(Raw data begins)

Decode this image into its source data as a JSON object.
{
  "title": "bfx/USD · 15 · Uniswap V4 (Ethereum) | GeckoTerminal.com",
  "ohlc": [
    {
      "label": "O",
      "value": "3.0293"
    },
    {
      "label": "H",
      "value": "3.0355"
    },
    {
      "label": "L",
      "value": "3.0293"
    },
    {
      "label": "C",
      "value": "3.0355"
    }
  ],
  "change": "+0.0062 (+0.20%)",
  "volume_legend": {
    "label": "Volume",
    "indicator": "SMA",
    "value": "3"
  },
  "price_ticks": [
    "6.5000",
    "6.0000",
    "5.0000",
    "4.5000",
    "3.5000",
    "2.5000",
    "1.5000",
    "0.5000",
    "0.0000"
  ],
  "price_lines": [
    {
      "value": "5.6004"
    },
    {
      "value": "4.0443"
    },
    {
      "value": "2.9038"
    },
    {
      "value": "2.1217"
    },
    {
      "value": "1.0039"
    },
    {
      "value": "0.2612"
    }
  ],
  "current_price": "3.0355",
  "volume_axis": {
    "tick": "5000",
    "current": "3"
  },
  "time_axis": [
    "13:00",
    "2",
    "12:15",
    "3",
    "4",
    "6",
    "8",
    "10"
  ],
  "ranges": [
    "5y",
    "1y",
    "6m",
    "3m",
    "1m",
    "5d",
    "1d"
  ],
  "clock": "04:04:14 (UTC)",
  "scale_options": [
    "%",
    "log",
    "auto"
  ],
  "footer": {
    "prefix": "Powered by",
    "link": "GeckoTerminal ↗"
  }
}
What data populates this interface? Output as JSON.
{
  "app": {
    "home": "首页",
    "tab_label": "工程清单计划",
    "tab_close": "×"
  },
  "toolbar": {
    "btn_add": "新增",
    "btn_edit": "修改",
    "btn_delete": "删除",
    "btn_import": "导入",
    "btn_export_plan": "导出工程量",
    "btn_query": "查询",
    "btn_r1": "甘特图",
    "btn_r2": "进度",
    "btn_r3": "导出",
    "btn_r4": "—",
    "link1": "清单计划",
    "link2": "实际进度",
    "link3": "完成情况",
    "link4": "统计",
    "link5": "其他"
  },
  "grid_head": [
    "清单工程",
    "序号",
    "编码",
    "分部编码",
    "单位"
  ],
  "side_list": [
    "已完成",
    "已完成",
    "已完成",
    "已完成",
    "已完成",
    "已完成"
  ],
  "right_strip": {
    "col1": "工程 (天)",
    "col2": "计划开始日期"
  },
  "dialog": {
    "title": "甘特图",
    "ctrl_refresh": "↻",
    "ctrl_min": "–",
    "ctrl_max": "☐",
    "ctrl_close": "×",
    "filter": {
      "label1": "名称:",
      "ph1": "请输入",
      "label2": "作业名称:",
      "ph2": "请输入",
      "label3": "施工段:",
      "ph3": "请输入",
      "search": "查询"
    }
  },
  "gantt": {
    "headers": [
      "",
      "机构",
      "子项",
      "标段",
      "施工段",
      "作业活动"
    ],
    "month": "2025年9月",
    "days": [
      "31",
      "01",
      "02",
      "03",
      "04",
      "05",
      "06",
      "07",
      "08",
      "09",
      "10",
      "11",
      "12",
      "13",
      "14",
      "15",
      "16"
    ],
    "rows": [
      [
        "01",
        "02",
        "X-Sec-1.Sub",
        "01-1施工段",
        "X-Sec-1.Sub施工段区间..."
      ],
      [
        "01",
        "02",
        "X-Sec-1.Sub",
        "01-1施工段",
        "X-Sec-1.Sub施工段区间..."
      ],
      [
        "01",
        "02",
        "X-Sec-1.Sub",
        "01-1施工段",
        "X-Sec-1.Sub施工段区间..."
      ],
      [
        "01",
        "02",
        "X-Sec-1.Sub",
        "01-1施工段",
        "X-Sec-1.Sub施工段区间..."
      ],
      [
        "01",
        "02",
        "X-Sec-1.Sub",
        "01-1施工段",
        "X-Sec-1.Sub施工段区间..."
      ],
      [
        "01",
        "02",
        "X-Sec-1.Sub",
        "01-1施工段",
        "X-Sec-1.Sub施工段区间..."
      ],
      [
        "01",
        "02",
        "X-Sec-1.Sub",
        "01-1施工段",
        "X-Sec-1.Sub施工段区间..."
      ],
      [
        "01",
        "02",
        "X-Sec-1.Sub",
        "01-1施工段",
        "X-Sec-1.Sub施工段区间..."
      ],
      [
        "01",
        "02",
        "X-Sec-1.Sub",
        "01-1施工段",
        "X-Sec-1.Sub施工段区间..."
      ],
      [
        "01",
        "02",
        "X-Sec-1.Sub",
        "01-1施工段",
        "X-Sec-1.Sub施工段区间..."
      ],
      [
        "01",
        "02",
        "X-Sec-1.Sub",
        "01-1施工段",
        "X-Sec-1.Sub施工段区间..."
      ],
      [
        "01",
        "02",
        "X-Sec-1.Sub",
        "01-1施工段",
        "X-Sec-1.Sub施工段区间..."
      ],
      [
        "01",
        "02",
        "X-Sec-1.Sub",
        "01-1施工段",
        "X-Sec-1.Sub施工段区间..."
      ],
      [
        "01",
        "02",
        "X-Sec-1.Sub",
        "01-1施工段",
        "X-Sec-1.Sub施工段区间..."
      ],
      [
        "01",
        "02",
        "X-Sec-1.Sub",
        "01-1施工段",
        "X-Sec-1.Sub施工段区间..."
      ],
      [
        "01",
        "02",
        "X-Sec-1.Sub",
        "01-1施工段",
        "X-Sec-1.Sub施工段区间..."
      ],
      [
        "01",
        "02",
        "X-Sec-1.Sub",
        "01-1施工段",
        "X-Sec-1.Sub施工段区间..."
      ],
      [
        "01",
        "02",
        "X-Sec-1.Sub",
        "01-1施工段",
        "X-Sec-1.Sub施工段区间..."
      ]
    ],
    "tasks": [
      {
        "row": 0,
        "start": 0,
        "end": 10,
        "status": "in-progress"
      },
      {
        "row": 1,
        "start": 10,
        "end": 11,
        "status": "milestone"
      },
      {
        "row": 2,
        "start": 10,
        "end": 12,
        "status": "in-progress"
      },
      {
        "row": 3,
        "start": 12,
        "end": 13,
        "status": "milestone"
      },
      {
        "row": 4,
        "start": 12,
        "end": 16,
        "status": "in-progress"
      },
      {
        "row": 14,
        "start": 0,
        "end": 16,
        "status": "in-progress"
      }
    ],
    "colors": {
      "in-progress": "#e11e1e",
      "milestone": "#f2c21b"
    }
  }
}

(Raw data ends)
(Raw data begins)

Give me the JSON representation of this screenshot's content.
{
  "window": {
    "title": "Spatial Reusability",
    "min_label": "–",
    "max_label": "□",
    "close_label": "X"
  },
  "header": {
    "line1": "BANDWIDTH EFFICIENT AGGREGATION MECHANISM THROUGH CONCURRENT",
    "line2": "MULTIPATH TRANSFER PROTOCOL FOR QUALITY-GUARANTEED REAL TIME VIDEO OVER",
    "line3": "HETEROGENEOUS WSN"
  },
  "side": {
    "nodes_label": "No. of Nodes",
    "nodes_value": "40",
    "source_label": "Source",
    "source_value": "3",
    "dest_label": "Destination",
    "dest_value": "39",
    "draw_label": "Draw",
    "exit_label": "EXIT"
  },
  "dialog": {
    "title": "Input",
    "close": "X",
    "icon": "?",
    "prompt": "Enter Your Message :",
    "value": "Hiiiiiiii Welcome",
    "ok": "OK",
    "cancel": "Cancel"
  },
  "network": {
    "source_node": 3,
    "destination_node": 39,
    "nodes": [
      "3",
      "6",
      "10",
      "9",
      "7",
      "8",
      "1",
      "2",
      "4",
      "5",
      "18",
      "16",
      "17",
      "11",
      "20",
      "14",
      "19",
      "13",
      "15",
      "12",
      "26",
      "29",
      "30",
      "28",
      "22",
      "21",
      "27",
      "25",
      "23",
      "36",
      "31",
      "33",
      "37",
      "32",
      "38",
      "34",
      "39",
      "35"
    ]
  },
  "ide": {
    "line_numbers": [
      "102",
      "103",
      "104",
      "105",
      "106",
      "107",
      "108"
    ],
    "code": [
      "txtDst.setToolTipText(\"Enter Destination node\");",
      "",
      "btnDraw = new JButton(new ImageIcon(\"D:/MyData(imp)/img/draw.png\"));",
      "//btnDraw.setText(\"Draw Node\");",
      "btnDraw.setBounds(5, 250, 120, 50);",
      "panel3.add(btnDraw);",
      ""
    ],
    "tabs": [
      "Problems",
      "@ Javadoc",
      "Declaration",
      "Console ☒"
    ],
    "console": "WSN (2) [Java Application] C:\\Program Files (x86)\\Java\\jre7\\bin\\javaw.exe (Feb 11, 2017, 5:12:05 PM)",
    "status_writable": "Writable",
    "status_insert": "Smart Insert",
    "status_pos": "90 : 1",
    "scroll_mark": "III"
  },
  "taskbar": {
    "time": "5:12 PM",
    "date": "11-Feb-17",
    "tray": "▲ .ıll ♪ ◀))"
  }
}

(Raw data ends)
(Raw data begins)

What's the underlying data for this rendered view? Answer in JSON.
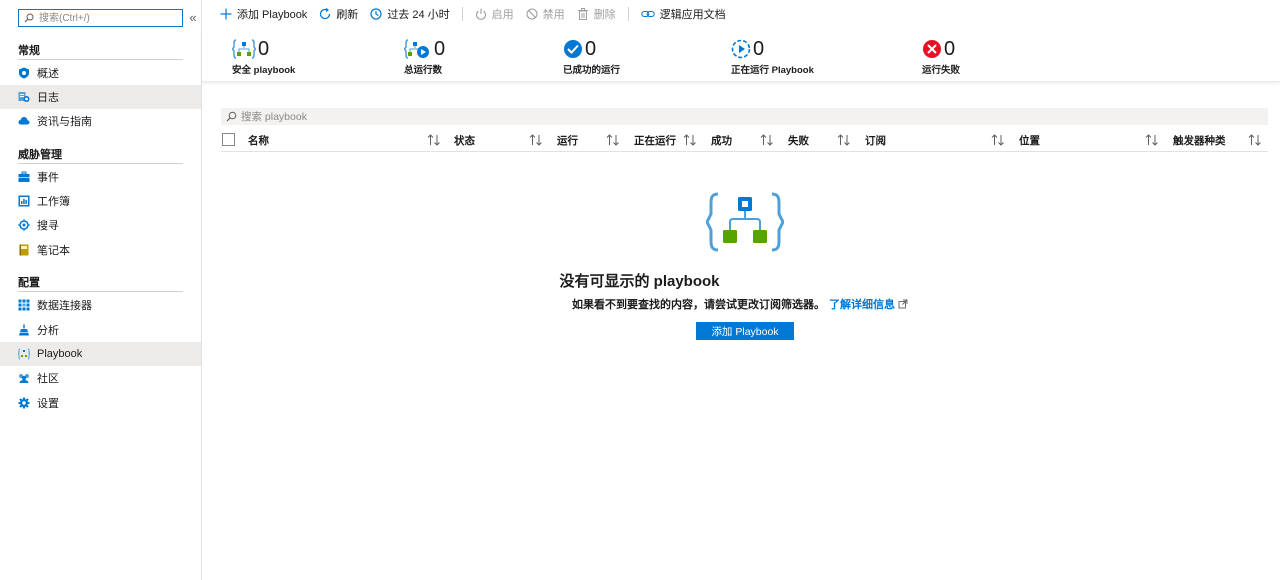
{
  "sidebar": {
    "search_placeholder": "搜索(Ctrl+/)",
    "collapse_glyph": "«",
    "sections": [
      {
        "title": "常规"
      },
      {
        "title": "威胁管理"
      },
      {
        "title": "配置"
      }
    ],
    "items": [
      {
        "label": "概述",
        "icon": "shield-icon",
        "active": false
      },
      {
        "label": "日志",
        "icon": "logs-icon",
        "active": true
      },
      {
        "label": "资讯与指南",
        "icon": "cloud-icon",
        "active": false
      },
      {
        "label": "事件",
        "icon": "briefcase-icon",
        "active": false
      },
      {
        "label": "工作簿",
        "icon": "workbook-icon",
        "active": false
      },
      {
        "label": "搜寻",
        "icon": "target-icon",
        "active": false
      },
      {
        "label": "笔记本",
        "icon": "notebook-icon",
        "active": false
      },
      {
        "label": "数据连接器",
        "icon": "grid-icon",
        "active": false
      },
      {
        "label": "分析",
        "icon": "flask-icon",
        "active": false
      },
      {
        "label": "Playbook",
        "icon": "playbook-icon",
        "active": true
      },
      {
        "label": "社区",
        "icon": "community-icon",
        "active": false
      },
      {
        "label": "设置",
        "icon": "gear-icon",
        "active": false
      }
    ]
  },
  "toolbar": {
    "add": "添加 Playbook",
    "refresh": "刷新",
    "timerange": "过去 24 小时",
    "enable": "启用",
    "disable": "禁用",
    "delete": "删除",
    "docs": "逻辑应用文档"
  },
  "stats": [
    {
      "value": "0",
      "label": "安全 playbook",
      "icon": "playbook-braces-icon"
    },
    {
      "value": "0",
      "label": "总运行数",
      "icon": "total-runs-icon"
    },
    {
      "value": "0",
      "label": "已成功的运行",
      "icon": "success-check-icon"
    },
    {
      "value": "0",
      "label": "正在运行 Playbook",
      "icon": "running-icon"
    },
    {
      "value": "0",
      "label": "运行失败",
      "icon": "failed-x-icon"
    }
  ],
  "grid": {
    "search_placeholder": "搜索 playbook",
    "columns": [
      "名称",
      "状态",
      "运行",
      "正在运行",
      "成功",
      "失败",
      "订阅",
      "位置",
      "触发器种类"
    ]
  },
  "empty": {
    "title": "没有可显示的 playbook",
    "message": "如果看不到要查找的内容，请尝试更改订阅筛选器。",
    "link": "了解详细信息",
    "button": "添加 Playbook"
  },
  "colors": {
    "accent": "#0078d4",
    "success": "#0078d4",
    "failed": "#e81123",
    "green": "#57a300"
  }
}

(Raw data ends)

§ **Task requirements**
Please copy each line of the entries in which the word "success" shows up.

§ **Exercise output**
      "icon": "success-check-icon"
    "success": "#0078d4",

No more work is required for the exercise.